— Task instructions —
"Give me the" appears in one line of the records below. Output that line and each one after it, exactly, through the last line.

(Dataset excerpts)
━━━

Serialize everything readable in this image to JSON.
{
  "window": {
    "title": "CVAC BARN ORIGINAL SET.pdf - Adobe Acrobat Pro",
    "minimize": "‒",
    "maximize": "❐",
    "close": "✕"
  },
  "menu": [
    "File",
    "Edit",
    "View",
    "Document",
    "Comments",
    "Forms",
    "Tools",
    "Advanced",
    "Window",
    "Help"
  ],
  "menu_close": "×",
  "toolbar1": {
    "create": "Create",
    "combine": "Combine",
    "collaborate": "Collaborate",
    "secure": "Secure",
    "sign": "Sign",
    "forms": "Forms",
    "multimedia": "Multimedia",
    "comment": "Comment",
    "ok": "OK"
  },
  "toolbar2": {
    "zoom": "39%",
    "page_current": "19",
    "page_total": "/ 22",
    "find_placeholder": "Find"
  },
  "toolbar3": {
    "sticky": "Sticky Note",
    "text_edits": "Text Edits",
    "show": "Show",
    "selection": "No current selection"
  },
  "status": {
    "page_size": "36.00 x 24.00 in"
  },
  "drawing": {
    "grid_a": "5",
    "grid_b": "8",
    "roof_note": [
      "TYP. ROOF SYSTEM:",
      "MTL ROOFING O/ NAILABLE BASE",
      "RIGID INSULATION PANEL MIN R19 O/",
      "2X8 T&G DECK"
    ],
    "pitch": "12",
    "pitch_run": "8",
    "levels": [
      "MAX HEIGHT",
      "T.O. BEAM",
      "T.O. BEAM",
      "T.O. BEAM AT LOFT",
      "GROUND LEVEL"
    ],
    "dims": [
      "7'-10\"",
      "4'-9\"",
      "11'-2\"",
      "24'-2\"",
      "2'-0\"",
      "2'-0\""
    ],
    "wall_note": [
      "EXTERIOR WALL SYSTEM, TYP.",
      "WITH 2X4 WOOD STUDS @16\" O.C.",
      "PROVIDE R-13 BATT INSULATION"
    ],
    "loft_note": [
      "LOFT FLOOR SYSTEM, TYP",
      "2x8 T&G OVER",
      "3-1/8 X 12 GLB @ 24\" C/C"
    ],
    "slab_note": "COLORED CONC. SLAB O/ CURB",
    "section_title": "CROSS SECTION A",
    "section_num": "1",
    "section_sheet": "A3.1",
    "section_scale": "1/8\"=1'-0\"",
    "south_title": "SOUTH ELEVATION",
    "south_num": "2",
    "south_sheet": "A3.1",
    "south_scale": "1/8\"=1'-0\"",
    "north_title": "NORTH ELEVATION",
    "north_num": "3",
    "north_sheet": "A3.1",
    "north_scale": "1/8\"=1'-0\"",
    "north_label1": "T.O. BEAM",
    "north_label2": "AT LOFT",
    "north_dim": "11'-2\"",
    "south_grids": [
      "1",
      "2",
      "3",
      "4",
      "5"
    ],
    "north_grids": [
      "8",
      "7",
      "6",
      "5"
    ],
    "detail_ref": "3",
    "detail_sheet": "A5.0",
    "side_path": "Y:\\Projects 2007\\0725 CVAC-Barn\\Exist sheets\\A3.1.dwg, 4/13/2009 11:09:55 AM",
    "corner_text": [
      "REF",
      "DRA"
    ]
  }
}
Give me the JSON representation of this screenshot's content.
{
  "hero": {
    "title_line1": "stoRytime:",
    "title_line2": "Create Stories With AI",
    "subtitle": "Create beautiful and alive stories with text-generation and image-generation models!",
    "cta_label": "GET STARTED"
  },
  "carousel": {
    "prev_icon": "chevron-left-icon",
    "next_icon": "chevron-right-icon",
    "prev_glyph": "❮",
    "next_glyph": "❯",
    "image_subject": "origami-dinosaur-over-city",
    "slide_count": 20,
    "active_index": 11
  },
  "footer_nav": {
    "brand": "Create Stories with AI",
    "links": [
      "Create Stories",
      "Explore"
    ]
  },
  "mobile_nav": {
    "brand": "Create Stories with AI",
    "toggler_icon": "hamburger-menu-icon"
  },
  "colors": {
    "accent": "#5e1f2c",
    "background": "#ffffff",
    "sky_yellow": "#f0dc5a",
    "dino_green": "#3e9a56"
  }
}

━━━

— Result for this exercise —
Give me the JSON representation of this screenshot's content.
{
  "hero": {
    "title_line1": "stoRytime:",
    "title_line2": "Create Stories With AI",
    "subtitle": "Create beautiful and alive stories with text-generation and image-generation models!",
    "cta_label": "GET STARTED"
  },
  "carousel": {
    "prev_icon": "chevron-left-icon",
    "next_icon": "chevron-right-icon",
    "prev_glyph": "❮",
    "next_glyph": "❯",
    "image_subject": "origami-dinosaur-over-city",
    "slide_count": 20,
    "active_index": 11
  },
  "footer_nav": {
    "brand": "Create Stories with AI",
    "links": [
      "Create Stories",
      "Explore"
    ]
  },
  "mobile_nav": {
    "brand": "Create Stories with AI",
    "toggler_icon": "hamburger-menu-icon"
  },
  "colors": {
    "accent": "#5e1f2c",
    "background": "#ffffff",
    "sky_yellow": "#f0dc5a",
    "dino_green": "#3e9a56"
  }
}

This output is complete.